"If a patient's primary issue is excess fat, noninvasive options can usually reduce superficial fat by 25 percent, on average," Smith explains. "So, for someone who does not need dramatic fat reduction, non-invasive options may be reasonable."
But what about lipo? Liposuction can remove significantly more fat than noninvasive body contouring, but that's all it can do. "Liposuction will only remove fat," reiterates Doft. "It will not tighten loose muscles." Plus, if you're concerned about loose skin, liposuction can actually make the problem worse, she says.
"I think many patients look to new technology hoping to avoid surgical costs and downtime," Doft says, "but patients who would really benefit from a tummy tuck will be frustrated by how limited the difference is."
On the fence? Talk to a board-certified plastic surgeon about all of your options; go to a surgeon practiced in all three procedures so that they can give you the best recommendation of what will work best for you, advises Matarasso. "Make a diagnosis before you make a treatment," he says. "Have a discussion with your doctor as to what bothers you, what's causing it, what your options are, and what the most appropriate treatment is."
When it comes to results, Doft says, invasive procedures tend to be the clear favorite: "It is the gold standard of body contouring."
Unlike a lot of noninvasive procedures, a tummy tuck most likely won't need to be "refreshed" after a few years. "The results should be considered fairly stable and long-lasting," says Smith. The one exception? If you get pregnant post-tummy tuck, it will stretch out the rectus muscles and the skin, essentially undoing the entire process, he adds.

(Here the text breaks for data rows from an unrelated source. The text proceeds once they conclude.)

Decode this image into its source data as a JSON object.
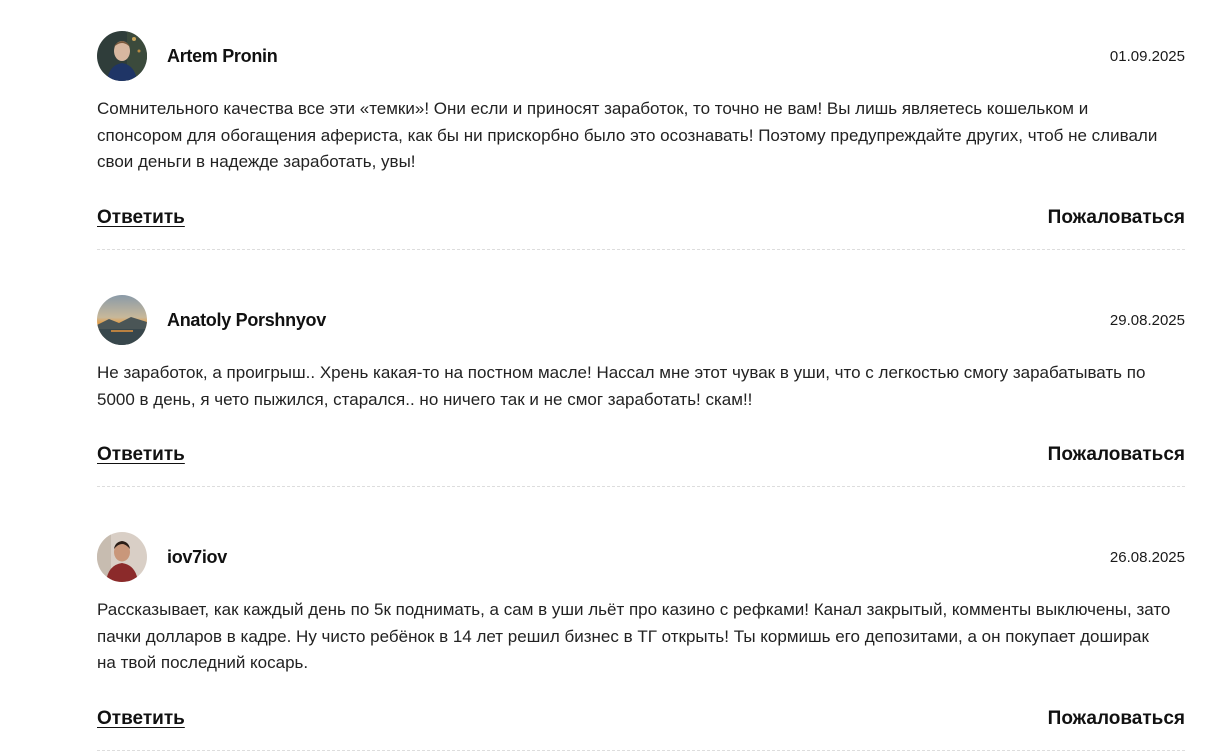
{
  "comments": [
    {
      "author": "Artem Pronin",
      "date": "01.09.2025",
      "text": "Сомнительного качества все эти «темки»! Они если и приносят заработок, то точно не вам! Вы лишь являетесь кошельком и спонсором для обогащения афериста, как бы ни прискорбно было это осознавать! Поэтому предупреждайте других, чтоб не сливали свои деньги в надежде заработать, увы!",
      "reply_label": "Ответить",
      "report_label": "Пожаловаться"
    },
    {
      "author": "Anatoly Porshnyov",
      "date": "29.08.2025",
      "text": "Не заработок, а проигрыш.. Хрень какая-то на постном масле! Нассал мне этот чувак в уши, что с легкостью смогу зарабатывать по 5000 в день, я чето пыжился, старался.. но ничего так и не смог заработать! скам!!",
      "reply_label": "Ответить",
      "report_label": "Пожаловаться"
    },
    {
      "author": "iov7iov",
      "date": "26.08.2025",
      "text": "Рассказывает, как каждый день по 5к поднимать, а сам в уши льёт про казино с рефками! Канал закрытый, комменты выключены, зато пачки долларов в кадре. Ну чисто ребёнок в 14 лет решил бизнес в ТГ открыть! Ты кормишь его депозитами, а он покупает доширак на твой последний косарь.",
      "reply_label": "Ответить",
      "report_label": "Пожаловаться"
    }
  ]
}
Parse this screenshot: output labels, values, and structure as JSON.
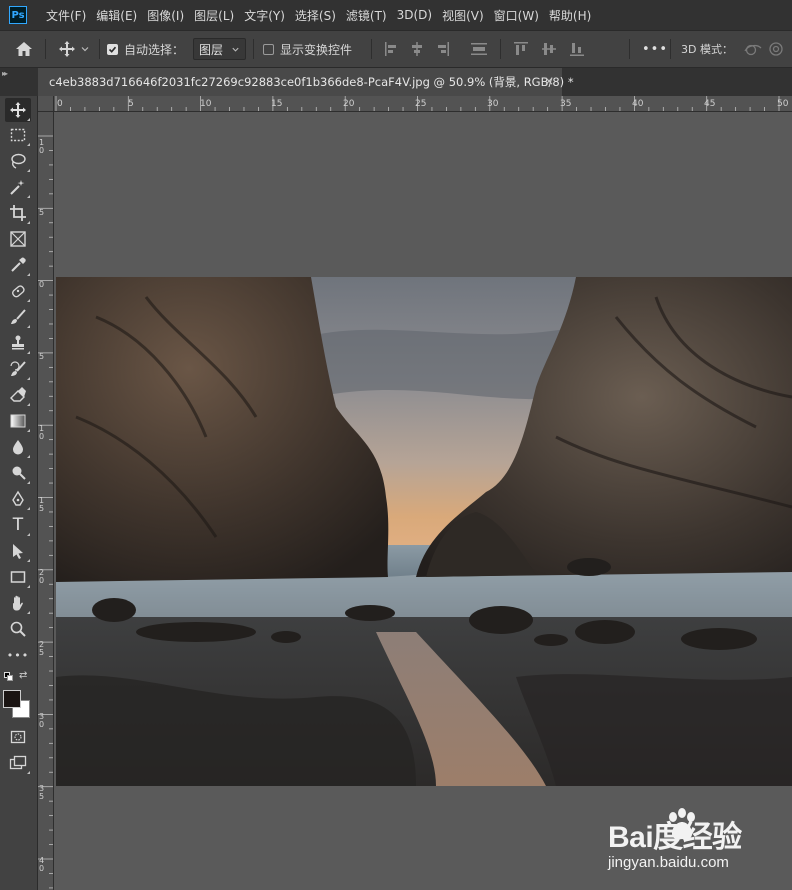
{
  "app": {
    "logo": "Ps"
  },
  "menu": [
    "文件(F)",
    "编辑(E)",
    "图像(I)",
    "图层(L)",
    "文字(Y)",
    "选择(S)",
    "滤镜(T)",
    "3D(D)",
    "视图(V)",
    "窗口(W)",
    "帮助(H)"
  ],
  "options": {
    "auto_select_label": "自动选择：",
    "auto_select_checked": true,
    "auto_select_target": "图层",
    "show_transform_label": "显示变换控件",
    "show_transform_checked": false,
    "more_label": "•••",
    "mode_3d_label": "3D 模式："
  },
  "document": {
    "tab_title": "c4eb3883d716646f2031fc27269c92883ce0f1b366de8-PcaF4V.jpg @ 50.9% (背景, RGB/8) *",
    "close_label": "×"
  },
  "ruler": {
    "top_labels": [
      "0",
      "5",
      "10",
      "15",
      "20",
      "25",
      "30",
      "35",
      "40",
      "45",
      "50"
    ],
    "left_labels": [
      "1",
      "0",
      "5",
      "0",
      "5",
      "1",
      "0",
      "1",
      "5",
      "2",
      "0",
      "2",
      "5",
      "3",
      "0",
      "3",
      "5",
      "4",
      "0"
    ]
  },
  "toolbar": {
    "tools": [
      "move-tool",
      "marquee-tool",
      "lasso-tool",
      "magic-wand-tool",
      "crop-tool",
      "frame-tool",
      "eyedropper-tool",
      "healing-tool",
      "brush-tool",
      "clone-stamp-tool",
      "history-brush-tool",
      "eraser-tool",
      "gradient-tool",
      "blur-tool",
      "dodge-tool",
      "pen-tool",
      "type-tool",
      "path-selection-tool",
      "rectangle-tool",
      "hand-tool",
      "zoom-tool",
      "more-tools",
      "color-swatches",
      "quick-mask",
      "screen-mode"
    ],
    "type_glyph": "T",
    "more_glyph": "•••"
  },
  "colors": {
    "foreground": "#1a1412",
    "background": "#ffffff",
    "accent": "#31a8ff"
  },
  "watermark": {
    "brand": "Bai度经验",
    "url": "jingyan.baidu.com"
  }
}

As with any surgery, having a tummy tuck carries some risks — bleeding and infection are the most common. While very rare, tummy tucks do carry a slightly higher risk of blood clots that can travel to the lungs. It's nothing to panic over, but it does underscore the importance of taking the operation seriously, says Doft: "Make sure to seek out a board-certified plastic surgeon to perform the operation whose aesthetic you trust."
The Price of a Tummy Tuck
Tummy tucks don't come cheap. The cost can vary by region, surgeons' expertise, and your specific needs, but you should budget five figures for the operation. According to Smith, "$9,000 to $12,000 is probably a safe estimate" for an abdominoplasty in New York City.
The bottom line? As a major (and majorly expensive elective surgery), tummy tucks are a big commitment with a big payoff. "This is one of the most powerful operations in plastic surgery, and, in experienced hands, can deliver stunning results," says Smith. "While recovery is certainly manageable, you need to make sure you are having this procedure when you are ready to do so: Plan to take a couple weeks off from work, make sure you have help at home, and get excited for a major change."
For more plastic surgery trends:
- Your Complete Guide to the Mommy Makeover
- Why More Men Are Getting Plastic Surgery Right Now
- Here's How Plastic Surgery Trends Are Influenced By Where You Live
Now, see how plastic surgery has evolved within the last 100 years: